“Good” HDL cholesterol levels increased by 9, 8, and 16 mg/dL, and “bad” non-HDL cholesterol increased by 21, 26, and 43 mg/dL, respectively. The increases in the Sustiva/Kaletra group, compared to those in the Kaletra/NRTI and Sustiva/NRTI groups, were statistically significant.
With respect to triglyceride levels, increases of 14 mg/dL were seen in the Sustiva/NRTI group, 47 mg/dL in the Kaletra/NRTI group, and 63 mg/dL in the Sustiva/Kaletra group. The differences between the three groups were statistically significant.
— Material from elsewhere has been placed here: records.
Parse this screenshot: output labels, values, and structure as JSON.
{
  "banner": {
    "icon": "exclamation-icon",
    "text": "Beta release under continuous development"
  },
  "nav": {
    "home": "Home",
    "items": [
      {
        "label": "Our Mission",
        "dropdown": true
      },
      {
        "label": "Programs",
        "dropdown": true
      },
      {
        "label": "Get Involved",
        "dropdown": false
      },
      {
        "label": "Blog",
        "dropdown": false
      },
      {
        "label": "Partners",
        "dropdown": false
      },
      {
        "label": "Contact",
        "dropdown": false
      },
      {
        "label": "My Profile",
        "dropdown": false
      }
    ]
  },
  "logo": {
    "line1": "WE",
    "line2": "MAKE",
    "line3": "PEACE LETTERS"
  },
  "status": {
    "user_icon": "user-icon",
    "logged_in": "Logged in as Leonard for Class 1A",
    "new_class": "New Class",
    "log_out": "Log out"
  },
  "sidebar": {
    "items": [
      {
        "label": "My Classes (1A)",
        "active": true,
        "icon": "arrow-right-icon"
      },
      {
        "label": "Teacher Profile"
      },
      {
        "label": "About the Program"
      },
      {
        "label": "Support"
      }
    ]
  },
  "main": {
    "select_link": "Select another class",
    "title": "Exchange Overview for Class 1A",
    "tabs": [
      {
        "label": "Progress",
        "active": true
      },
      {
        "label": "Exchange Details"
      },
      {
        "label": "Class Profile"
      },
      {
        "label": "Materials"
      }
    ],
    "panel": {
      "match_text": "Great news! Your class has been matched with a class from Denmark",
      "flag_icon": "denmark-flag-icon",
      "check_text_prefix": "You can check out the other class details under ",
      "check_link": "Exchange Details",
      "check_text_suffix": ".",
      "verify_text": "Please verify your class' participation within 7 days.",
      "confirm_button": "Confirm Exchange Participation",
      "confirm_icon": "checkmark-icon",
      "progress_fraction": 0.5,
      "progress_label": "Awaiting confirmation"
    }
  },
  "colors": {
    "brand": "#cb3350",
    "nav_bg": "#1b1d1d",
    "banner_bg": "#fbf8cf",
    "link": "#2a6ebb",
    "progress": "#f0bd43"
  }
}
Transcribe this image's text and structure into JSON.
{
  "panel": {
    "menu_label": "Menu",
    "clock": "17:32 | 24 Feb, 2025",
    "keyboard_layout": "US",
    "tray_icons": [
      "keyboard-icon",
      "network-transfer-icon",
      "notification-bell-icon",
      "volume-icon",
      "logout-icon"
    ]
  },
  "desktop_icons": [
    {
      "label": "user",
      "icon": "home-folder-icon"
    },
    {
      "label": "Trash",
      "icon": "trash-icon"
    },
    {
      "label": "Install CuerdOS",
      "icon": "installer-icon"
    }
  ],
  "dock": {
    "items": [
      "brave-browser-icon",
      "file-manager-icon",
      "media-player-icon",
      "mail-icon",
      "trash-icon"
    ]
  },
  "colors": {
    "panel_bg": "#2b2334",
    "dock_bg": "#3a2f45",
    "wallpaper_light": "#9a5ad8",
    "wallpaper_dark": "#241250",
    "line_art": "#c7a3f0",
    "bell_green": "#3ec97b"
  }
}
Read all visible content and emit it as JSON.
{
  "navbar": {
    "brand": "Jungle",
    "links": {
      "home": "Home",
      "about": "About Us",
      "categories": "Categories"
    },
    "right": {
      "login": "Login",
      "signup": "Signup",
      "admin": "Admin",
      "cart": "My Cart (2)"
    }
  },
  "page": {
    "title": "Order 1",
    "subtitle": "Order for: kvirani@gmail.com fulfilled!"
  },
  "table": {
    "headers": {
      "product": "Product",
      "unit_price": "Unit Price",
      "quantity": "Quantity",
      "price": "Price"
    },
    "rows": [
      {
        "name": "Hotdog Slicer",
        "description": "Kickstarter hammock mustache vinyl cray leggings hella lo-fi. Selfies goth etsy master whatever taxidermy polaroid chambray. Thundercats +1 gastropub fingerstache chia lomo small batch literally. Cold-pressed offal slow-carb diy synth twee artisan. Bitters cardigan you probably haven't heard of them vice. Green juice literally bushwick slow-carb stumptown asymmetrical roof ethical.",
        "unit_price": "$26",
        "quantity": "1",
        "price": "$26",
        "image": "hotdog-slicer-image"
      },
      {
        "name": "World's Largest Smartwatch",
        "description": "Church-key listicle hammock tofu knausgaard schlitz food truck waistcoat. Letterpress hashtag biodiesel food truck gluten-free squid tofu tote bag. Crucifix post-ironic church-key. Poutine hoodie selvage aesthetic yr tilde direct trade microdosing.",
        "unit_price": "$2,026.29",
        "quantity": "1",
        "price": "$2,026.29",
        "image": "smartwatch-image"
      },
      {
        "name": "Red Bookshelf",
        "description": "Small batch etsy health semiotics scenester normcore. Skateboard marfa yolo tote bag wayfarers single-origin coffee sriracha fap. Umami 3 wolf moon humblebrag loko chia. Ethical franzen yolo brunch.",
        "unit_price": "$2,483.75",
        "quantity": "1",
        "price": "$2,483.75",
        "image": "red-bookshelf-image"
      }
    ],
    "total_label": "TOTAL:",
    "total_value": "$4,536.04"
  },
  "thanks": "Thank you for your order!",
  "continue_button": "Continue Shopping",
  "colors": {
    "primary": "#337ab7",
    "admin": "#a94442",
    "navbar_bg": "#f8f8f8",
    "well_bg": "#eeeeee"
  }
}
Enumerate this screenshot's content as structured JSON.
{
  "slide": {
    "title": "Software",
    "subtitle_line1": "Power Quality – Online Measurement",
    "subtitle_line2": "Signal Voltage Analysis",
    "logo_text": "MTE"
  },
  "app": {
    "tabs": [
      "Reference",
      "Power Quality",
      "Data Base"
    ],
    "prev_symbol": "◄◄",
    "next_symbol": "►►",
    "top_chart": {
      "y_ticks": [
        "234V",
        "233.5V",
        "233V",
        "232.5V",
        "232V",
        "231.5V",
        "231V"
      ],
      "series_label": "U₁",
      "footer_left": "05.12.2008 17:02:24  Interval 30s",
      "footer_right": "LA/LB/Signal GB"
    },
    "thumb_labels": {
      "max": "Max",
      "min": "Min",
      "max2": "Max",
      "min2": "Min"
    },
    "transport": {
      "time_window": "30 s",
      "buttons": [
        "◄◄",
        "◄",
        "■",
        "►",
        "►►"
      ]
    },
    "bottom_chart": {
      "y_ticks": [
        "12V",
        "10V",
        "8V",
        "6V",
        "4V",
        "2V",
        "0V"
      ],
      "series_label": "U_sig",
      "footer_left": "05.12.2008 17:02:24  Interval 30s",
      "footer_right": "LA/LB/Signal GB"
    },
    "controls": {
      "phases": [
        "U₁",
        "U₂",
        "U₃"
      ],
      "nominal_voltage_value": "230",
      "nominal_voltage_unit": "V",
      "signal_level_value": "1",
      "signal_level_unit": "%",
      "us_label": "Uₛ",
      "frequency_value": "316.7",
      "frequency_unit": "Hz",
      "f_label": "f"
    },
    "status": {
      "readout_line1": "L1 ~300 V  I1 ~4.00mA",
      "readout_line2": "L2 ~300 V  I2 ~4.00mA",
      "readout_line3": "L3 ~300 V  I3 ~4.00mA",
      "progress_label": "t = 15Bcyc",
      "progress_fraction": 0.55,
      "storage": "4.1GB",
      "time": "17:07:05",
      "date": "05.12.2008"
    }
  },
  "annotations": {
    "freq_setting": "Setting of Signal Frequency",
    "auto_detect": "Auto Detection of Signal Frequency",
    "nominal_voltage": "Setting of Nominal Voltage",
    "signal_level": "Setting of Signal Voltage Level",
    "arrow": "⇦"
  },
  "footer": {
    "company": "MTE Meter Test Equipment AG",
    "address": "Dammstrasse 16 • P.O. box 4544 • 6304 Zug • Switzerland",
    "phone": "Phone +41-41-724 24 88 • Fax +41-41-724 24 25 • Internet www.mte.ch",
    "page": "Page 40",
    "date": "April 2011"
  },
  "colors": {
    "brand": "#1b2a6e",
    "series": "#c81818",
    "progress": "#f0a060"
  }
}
In conclusion, results from A5142 continue to uncover some potentially important differences between Sustiva- and Kaletra-based treatment regimens. While there may be evidence of an efficacy advantage among those taking Sustiva plus two NRTIs as first-line therapy, the increased risk of peripheral lipoatrophy among those taking Sustiva plus two NRTIs is yet another noteworthy finding of this important study comparing two popular first-line treatment options.
Haubrich R, Riddler S, DiRienzo G, et al. Metabolic outcomes of ACTG 5142: A prospective, randomized, phase III trial of NRTI-, PI-, and NNRTI-sparing regimens for initial treatment of HIV-1 infection [Abstract 38]. 14th Conference on Retroviruses and Opportunistic Infections, Los Angeles, 2007.
Riddler SA, Haubrich R, DiRienzo G, et al. A prospective, randomized, phase III trial of NRTI-, PI-, and NNRTI-sparing regimens for initial treatment of HIV-1 infections – ACTG 5142 [Abstract THLB0204]. XVI International AIDS Conference, Toronto, 2006.